Berkley told the committee that during the pandemic, his organization has helped set up the “standardized indemnification liability agreement”—a new mechanism agreed upon by all vaccine manufacturers that indemnifies them against any losses they may incur from the deployment and use of their vaccines in countries participating in the COVAX (COVID-19 Vaccines Global Access) facilities.

Gavi, a Switzerland-based organization focused on increasing access to vaccines in poor countries, has also established a no-fault compensation scheme that allows countries to receive a certain amount of financing, funded by a certain price on each dose of vaccine that is part of the COVAX facility, in the case of severe disease or death from vaccine-related effects, Berkley said.

While he did not provide a number on the amount of money paid out from that no-fault compensation fund, Berkley said that “there have not been a lot of claims on that account.”

He also confirmed that the funding for the no-fault compensation mechanism comes from donors to COVAX, rather than from the vaccine industry, and that no mechanisms currently exist for the industry to do so.

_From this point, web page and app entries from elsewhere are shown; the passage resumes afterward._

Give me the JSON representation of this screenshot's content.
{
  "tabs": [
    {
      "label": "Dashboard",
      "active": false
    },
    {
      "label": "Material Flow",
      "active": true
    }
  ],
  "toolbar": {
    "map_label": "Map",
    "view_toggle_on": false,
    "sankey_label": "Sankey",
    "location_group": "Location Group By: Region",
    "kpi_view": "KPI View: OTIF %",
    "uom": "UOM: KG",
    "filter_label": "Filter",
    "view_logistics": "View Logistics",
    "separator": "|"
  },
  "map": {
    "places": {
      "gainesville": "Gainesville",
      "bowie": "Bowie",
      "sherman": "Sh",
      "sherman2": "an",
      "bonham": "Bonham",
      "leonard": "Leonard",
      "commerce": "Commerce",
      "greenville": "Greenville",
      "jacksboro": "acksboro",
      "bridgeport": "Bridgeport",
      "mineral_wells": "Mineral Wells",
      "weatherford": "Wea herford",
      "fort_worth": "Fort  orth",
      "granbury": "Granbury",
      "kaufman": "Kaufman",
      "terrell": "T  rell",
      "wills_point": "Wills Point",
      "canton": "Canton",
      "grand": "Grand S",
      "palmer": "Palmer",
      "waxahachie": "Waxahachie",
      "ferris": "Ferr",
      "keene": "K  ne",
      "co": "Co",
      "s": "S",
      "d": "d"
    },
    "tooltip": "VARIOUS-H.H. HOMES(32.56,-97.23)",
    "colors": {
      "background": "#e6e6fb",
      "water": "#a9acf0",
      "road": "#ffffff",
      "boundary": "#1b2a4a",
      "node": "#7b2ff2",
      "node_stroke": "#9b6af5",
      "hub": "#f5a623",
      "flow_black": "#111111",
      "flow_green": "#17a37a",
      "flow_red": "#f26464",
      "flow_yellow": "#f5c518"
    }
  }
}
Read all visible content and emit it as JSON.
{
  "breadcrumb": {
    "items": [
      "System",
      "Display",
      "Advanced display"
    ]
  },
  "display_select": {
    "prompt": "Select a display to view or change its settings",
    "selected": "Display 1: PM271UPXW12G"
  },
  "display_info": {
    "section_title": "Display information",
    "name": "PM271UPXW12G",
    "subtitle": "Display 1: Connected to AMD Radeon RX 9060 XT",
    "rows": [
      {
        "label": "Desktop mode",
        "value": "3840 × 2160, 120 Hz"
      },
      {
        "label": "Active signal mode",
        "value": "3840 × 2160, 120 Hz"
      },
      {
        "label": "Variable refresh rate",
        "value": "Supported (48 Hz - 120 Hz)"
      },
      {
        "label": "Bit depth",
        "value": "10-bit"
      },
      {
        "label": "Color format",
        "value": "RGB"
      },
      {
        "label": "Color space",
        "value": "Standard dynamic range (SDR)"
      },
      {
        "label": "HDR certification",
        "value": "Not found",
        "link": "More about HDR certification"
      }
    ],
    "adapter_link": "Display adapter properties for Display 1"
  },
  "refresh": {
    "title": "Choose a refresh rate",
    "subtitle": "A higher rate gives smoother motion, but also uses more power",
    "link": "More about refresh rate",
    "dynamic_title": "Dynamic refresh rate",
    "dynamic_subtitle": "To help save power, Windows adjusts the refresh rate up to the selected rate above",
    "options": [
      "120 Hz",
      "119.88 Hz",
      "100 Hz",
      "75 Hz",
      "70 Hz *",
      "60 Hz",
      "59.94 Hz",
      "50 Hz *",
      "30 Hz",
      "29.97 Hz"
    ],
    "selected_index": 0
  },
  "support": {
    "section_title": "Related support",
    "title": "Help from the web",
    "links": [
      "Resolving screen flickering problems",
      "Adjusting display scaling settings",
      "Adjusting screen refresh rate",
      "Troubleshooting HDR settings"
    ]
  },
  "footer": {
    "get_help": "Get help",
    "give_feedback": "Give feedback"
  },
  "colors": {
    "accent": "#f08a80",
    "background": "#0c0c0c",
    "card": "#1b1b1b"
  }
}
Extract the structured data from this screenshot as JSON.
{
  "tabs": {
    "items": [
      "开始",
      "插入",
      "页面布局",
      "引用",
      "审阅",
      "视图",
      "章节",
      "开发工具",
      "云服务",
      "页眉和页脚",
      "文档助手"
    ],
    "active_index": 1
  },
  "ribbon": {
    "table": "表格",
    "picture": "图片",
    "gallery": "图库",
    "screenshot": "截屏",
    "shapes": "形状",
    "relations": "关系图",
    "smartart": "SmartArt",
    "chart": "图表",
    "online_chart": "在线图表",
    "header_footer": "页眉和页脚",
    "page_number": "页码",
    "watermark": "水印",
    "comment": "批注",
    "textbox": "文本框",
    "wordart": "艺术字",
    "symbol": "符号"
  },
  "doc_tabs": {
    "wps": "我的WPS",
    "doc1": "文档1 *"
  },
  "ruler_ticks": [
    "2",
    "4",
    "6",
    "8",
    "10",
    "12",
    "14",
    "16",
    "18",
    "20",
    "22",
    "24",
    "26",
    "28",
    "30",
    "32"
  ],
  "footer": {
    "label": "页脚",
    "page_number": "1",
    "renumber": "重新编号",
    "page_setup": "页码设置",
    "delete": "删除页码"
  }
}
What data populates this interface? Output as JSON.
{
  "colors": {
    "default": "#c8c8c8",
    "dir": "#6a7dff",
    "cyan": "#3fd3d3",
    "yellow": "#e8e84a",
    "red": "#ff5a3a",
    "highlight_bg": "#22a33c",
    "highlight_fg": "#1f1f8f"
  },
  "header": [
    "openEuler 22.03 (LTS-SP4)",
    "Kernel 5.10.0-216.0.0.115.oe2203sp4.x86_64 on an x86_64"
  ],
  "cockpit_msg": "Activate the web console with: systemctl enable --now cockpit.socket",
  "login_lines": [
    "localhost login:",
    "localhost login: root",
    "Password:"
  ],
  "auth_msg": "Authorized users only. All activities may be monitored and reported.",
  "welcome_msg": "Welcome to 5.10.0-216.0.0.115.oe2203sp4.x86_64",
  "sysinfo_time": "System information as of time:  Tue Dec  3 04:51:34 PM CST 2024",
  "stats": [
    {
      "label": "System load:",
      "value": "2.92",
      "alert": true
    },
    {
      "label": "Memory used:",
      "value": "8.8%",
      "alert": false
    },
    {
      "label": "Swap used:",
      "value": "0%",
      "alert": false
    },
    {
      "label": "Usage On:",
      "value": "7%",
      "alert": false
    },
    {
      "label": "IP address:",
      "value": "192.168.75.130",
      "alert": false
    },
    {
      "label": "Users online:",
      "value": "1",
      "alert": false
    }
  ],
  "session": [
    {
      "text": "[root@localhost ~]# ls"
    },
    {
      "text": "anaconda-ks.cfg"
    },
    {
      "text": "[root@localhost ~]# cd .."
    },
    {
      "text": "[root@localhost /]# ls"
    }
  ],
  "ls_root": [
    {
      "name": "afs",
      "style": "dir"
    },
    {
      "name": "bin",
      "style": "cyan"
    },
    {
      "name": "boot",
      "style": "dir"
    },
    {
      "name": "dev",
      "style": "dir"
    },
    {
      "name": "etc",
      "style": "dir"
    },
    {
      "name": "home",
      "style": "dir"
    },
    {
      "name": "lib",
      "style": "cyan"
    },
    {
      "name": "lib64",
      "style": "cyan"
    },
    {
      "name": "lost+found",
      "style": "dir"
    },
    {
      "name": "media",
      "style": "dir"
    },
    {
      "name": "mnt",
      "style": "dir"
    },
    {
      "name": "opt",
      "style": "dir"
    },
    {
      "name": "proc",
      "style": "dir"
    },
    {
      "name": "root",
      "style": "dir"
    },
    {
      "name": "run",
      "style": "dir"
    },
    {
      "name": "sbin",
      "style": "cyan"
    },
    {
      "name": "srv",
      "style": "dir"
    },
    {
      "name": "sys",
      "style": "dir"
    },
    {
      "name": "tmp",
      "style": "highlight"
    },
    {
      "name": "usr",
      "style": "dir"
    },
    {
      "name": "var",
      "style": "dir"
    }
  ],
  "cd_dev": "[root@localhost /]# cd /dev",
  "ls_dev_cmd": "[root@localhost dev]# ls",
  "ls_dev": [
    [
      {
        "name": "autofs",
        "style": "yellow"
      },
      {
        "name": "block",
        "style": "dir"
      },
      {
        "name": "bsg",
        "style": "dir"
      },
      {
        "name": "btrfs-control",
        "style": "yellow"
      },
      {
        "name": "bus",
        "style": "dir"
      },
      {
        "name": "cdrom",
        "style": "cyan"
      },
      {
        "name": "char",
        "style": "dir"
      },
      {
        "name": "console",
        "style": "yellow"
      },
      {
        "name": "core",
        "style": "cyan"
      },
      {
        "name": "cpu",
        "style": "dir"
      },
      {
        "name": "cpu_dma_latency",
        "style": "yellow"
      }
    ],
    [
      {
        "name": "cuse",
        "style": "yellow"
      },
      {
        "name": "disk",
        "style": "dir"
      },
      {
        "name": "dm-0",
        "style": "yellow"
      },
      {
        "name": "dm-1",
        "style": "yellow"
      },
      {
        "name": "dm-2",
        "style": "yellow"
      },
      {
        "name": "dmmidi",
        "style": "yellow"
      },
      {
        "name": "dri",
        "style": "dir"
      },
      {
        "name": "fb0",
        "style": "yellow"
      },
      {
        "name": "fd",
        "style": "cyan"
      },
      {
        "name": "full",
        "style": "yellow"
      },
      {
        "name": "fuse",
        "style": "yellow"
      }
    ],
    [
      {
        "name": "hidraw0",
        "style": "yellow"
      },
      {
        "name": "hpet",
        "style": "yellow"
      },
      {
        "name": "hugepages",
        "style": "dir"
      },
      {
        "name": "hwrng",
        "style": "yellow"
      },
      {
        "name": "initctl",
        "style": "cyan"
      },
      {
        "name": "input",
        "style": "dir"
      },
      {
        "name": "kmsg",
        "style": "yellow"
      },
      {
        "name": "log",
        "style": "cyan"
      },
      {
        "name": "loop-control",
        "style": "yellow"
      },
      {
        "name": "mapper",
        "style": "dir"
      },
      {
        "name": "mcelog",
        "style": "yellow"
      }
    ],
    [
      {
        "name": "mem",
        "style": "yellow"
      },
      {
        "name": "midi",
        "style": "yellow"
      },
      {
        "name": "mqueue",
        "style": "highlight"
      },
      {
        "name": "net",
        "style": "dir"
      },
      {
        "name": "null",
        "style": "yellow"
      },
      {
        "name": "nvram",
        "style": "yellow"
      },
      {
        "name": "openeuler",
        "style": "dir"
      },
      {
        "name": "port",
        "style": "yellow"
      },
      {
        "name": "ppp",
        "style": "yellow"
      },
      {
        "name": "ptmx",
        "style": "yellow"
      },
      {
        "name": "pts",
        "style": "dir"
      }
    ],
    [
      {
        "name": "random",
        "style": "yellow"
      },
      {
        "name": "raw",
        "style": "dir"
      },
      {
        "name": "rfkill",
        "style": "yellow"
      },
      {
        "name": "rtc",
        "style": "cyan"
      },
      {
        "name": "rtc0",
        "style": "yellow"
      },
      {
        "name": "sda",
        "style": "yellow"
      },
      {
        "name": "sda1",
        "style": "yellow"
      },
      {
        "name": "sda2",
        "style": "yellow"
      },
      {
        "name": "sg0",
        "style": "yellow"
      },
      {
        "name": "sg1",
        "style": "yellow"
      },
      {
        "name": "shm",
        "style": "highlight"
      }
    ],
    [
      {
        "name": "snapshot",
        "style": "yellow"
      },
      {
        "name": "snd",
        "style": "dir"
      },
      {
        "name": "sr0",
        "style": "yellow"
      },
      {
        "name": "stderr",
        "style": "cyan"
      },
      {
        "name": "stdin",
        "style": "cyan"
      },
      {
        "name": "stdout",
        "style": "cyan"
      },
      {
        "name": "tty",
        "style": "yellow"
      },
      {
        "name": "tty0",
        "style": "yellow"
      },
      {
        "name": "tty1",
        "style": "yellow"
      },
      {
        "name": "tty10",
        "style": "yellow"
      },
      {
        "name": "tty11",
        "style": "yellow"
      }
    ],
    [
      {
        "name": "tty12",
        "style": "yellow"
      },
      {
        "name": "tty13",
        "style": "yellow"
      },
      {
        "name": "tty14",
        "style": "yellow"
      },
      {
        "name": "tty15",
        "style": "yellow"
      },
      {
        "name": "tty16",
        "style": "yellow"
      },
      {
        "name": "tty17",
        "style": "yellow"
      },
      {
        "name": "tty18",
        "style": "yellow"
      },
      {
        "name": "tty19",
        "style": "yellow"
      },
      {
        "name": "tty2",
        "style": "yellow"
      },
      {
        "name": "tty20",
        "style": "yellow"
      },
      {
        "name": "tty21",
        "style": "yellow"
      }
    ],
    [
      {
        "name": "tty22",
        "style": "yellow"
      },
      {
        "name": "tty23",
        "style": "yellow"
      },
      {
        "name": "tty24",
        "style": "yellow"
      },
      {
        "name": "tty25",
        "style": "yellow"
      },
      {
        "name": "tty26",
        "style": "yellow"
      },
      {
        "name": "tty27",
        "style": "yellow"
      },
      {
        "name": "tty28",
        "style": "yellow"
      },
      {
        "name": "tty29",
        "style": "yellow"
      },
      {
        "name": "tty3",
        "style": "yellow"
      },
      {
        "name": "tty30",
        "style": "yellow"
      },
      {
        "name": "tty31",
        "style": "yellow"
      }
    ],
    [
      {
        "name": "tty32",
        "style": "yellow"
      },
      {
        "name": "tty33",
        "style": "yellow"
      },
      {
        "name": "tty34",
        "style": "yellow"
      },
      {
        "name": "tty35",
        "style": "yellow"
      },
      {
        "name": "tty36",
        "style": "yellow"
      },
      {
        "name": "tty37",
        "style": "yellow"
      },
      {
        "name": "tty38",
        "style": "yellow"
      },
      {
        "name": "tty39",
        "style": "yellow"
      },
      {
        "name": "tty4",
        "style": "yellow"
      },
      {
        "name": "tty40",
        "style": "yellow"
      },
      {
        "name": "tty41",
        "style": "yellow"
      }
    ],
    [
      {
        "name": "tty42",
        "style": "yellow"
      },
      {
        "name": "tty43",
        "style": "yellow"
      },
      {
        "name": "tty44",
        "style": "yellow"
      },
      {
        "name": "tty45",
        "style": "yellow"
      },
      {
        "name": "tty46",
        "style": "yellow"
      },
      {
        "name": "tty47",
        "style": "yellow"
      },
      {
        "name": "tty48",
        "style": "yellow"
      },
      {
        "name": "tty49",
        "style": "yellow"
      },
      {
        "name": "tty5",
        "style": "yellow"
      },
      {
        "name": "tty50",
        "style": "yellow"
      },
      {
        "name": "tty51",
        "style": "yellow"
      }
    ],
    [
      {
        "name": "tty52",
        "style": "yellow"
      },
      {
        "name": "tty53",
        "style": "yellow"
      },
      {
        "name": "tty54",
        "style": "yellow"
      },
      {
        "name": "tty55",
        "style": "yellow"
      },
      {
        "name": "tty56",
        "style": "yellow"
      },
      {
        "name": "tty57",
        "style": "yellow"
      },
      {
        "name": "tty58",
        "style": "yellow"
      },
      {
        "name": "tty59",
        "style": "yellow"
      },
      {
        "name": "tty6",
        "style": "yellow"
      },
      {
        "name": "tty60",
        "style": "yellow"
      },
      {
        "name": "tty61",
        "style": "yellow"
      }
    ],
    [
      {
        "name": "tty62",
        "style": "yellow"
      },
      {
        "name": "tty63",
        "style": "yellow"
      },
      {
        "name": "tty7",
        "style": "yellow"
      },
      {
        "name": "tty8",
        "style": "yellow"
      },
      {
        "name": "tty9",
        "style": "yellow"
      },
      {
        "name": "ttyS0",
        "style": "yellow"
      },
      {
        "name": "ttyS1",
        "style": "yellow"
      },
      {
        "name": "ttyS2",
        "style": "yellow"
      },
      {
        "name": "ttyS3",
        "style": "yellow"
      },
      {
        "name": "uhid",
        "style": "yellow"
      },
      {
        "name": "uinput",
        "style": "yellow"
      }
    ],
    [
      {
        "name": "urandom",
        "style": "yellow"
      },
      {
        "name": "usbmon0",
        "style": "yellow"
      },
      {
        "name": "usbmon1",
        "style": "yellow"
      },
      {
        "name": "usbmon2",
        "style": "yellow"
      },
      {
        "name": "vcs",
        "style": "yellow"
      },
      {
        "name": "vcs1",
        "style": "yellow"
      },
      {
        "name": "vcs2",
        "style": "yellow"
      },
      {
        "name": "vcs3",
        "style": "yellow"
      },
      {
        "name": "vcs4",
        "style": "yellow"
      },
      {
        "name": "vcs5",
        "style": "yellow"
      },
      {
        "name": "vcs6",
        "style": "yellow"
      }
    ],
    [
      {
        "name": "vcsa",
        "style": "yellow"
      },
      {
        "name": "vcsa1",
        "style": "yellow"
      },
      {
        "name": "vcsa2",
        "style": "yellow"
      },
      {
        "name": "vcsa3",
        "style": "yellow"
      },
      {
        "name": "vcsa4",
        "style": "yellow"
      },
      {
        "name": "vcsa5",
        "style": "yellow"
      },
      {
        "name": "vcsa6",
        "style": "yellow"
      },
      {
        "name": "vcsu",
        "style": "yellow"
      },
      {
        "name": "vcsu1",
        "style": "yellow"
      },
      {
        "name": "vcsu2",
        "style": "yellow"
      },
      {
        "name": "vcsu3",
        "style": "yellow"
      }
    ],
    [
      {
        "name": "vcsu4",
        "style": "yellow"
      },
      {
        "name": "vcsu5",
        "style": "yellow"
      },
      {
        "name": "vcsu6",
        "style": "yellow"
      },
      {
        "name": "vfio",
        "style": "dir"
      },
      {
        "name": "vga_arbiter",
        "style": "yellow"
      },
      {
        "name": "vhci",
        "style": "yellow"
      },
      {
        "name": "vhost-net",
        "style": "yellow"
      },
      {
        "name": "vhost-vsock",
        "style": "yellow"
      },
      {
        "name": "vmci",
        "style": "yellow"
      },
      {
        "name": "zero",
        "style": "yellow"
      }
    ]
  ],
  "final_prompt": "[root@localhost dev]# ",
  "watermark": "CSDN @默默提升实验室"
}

“There currently is no mechanism,” he said. “Of course, normally industry does pay its own insurance costs for self-insurers against AEFIs [adverse events following immunization]. But in the case of novel vaccines, and during a pandemic, they weren’t willing to do that,” he said.

Berkley said “it is correct” that the vaccine manufacturers had “requested as part of their indemnification and liability, some type of no-fault compensation scheme.” He noted that not every manufacturer had asked for that, but it was “a desired outcome” by a number of manufacturers who said they wouldn’t supply vaccines to developing countries unless there was some type of no-fault compensation scheme.

Genuis also asked whether that no-fault mechanism would also cover “theoretically possible cases of bad faith or where misleading information is presented or information is withheld” and whether it covers all possible cases of liability or only unforeseeable, negative events.

“It is events that are severe in nature, that are proposed to be related to the vaccine,” Berkley said, adding that the mechanism is run by a commercial insurance operation and is managed by them “in a way that allows a specific set of responses, and therefore specific payments” for severe side effects and deaths.

When asked if it indemnifies companies if a company had certain information about the vaccines’ side effects, but withheld that information, Berkley said it was “not the purpose” of this mechanism to provide blanket protection to industry.

“It was to make sure that if there were … severe reactions to the vaccine, unknown reactions, that there would be a compensation mechanism set up,” he said.

Andrew Chen
Andrew Chen is an Epoch Times reporter based in Toronto.